AUTHOR Leo E. Buscaglia, on the moment he'd most like to
forget: When speaking in public I perspire profusely, and thus always carry a few neatly
pressed white handkerchiefs. Once, in a televised appearance before a large audience, I
had already used two handkerchiefs. I reached for number three and proceeded to wipe my
forehead-only to find to my horror that I was using a pair of pressed white-briefs,
underwear that had inadvertently been piled among the handkerchiefs. With as much poise as
I could muster, I completed the dabbing and quickly returned the underwear to my pocket. I
often wonder how many viewers shared the "brief" embarrassment.
COLLIER YOUNG, creator of the TV series "Ironside,"
had a job writing advertising copy for Young & Rubicam in the late 1930s. He was not
noted for his industry, and habitually took afternoon naps. One day his boss, Sid Ward,
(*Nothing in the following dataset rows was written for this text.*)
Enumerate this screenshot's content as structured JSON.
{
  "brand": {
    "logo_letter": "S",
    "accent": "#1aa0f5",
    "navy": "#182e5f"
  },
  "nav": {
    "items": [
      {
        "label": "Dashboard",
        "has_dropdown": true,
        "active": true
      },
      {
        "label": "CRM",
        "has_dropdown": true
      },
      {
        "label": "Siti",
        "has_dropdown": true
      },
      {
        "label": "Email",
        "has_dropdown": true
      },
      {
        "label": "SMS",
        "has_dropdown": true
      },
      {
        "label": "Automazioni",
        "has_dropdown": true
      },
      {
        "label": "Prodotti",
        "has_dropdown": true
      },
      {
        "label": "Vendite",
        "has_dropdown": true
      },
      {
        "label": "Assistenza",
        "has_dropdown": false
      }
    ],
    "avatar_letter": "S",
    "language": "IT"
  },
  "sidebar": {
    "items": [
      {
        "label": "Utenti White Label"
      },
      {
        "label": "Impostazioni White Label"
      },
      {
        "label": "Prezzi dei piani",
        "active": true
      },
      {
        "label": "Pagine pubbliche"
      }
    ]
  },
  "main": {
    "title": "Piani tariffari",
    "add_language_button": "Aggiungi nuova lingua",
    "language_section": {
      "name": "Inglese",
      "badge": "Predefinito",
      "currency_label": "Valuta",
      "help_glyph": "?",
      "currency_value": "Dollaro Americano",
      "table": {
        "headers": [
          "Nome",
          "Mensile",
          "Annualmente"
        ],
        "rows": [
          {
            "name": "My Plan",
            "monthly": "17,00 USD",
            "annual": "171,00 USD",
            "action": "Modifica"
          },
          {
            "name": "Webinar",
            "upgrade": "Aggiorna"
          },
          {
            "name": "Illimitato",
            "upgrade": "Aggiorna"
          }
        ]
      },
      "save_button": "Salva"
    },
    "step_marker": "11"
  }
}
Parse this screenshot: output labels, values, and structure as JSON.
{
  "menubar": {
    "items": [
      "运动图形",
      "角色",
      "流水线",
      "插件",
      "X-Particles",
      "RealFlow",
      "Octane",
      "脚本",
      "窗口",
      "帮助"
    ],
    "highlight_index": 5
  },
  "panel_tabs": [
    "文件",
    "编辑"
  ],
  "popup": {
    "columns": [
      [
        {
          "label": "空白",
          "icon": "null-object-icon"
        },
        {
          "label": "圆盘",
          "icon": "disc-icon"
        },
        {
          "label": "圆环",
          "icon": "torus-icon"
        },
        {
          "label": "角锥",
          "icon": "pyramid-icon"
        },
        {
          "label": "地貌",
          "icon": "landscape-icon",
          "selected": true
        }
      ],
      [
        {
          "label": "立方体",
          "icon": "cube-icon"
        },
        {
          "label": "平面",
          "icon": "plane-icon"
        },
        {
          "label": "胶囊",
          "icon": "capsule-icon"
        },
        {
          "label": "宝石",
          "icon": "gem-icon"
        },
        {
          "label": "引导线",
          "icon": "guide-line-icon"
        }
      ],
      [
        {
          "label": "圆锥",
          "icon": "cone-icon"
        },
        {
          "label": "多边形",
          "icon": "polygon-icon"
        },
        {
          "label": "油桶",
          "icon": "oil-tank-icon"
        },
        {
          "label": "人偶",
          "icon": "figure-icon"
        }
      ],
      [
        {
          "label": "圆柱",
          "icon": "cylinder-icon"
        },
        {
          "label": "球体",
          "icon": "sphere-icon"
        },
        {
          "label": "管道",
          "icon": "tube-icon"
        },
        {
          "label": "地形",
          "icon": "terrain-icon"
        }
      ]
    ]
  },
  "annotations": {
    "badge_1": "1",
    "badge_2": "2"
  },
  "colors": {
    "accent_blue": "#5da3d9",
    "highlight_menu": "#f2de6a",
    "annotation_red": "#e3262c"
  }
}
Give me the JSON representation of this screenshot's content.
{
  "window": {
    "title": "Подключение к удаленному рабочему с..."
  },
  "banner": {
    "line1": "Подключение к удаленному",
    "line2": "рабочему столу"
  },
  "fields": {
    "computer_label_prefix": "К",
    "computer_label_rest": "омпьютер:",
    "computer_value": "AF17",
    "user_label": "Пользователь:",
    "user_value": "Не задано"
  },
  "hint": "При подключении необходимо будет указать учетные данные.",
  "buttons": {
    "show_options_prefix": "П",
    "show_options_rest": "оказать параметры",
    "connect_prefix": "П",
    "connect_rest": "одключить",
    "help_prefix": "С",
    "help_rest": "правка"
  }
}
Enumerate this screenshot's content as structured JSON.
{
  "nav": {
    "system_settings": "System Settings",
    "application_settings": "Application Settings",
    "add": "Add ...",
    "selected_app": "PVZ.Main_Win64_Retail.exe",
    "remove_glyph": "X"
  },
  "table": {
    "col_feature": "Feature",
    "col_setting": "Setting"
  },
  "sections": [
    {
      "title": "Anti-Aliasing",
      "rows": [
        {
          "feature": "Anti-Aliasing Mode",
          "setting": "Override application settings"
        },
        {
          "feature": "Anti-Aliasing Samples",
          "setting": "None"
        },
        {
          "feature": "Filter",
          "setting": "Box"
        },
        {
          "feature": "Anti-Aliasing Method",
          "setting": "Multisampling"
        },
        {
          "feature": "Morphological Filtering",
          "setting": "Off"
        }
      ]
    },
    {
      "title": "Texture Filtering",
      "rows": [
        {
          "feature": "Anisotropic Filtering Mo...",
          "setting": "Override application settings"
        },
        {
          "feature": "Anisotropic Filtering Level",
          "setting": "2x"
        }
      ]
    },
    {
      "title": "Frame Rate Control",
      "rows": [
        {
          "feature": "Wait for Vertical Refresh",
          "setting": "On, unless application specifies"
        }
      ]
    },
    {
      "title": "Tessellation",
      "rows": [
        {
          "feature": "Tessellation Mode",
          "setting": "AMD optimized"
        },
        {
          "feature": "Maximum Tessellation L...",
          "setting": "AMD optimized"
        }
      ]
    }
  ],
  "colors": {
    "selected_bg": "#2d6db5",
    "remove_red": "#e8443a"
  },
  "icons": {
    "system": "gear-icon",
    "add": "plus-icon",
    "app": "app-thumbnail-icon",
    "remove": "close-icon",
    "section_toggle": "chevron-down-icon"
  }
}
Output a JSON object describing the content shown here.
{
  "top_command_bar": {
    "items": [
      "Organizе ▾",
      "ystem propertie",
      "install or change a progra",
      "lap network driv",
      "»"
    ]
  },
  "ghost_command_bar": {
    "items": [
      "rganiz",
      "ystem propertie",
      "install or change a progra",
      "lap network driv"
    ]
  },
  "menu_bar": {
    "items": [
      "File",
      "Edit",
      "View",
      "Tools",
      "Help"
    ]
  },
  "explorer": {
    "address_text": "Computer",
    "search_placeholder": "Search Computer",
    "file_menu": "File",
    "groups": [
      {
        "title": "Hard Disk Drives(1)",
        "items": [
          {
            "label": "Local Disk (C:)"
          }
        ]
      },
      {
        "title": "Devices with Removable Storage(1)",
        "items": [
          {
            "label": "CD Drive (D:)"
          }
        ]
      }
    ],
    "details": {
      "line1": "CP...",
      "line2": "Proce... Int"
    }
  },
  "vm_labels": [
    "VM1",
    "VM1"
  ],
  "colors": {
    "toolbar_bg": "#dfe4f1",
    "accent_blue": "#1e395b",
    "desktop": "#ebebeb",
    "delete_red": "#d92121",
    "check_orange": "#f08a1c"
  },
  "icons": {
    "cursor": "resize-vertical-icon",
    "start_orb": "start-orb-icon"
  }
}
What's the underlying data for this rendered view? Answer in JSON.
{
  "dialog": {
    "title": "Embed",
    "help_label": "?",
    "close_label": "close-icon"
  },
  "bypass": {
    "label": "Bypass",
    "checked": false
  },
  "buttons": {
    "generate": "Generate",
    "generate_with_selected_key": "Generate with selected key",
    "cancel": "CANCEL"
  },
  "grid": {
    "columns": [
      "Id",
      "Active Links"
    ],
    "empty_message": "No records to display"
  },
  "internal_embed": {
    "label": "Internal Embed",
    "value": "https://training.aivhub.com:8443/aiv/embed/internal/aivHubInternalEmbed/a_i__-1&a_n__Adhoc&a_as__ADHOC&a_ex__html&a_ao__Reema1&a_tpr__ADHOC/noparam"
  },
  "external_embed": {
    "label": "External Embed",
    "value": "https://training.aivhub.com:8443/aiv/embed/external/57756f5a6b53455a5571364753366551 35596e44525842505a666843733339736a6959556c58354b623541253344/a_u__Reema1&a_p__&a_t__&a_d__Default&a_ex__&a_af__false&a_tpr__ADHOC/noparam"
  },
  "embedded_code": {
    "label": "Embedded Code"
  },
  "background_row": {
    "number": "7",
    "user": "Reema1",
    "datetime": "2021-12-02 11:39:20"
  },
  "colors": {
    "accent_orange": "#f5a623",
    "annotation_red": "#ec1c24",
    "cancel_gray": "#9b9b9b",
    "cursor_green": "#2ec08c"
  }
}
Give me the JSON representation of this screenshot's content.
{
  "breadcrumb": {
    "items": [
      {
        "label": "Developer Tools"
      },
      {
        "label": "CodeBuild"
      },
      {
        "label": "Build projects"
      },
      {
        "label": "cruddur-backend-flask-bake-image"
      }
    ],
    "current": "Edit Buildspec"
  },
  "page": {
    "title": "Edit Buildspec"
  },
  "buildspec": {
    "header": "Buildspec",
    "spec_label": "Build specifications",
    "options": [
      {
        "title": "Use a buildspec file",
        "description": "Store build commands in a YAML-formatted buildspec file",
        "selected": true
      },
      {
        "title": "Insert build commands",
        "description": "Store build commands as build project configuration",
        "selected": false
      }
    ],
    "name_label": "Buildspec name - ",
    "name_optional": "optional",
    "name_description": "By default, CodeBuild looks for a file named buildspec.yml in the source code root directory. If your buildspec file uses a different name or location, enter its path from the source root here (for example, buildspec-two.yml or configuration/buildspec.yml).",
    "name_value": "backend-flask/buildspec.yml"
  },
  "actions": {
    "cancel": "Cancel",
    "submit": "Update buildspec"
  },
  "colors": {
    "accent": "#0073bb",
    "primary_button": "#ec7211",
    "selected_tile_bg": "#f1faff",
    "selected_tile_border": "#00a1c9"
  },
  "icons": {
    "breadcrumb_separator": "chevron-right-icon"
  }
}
lurked outside the cubicle where Young was dozing. At 5:01, he dashed in and shook the
sleeping writer violently. "Collie," he shouted, "for God's sake, wake up!
You're sleeping on your own time!"
TELEVISION offerings were scant, and my husband finally
settled on a PBS nature broadcast. As we watched, two male crickets waged a fierce
battle to win the favours of a female. The victorious male then mated with his
prize. "That's television," my husband said, sighing. "Wherever
you look, nothing but sex and violence!"
IN OUR publicity office, we're always elated when one of our
stories is picked up by a metropolitan newspaper. This inspired the comment of a departing
staff member when he noticed that his going away gift was wrapped in a page from a New
York daily. "At last," he said, "coverage by The New York Times."
JANET LANGHART, former co-host of Boston's "Good
Morning!" television show on WCVB, told about the time she attended Easter morning
Mass at the Mission Church in Roxbury, Mass. After the service, she fell into conversation
with one of the Mission priests. "You know, Father," she said, "I'm not
Catholic. I'm Baptist." ''Well, look at it this way," he replied. "You just
work for another network."
"YOU don't know what you're doing," the
impoverished writer pleaded with his landlord, who was pressing him for the rent.
"Ten years from now, people will be saying 'Spencer, the novelist, once lived
here.'" But the landlord was unimpressed. "If you don't pay up
today," he said, "they'll be saying that tomorrow."
JAMES HERRIOT, veterinarian and best selling author, receives
a huge amount of fan mail, often bearing such strange addresses as "James
Herriot, Darrowby, Yorkshire." One letter, which bore only the words, "James
Herriot, It Shouldn't Happen to a Vet, Yorkshire, Scotland," arrived with the
addendum, "It Shouldn't Happen to a Postman, either."
A journalist had done a story on gender roles in Kuwait several years
before the Gulf War, and she noted that women customarily walked about ten
feet behind their husbands. She returned to Kuwait recently and observed
that the men now walked several yards behind their wives. She approached
one of the women for an explanation.
"This is marvelous," said the journalist. "What enabled
women here to achieve this reversal of roles?"
The Kuwaiti woman replied, "Land mines".
VETERAN newscaster David Brinkley remembers when he was a
young reporter in North Carolina. The judge in a dry county had ordered 100 cases of
illegal Canadian whiskey smashed in public, in front of the courthouse. The eager-beaver
reporter scrambled to the bottom of the steps and tasted the contraband as it cascaded
down. It was all water. "When I went to the judge and informed him of my
discovery," says Brinkley, "he said, 'Damn, I told them to leave one fifth of
whiskey in every case to make it smell right."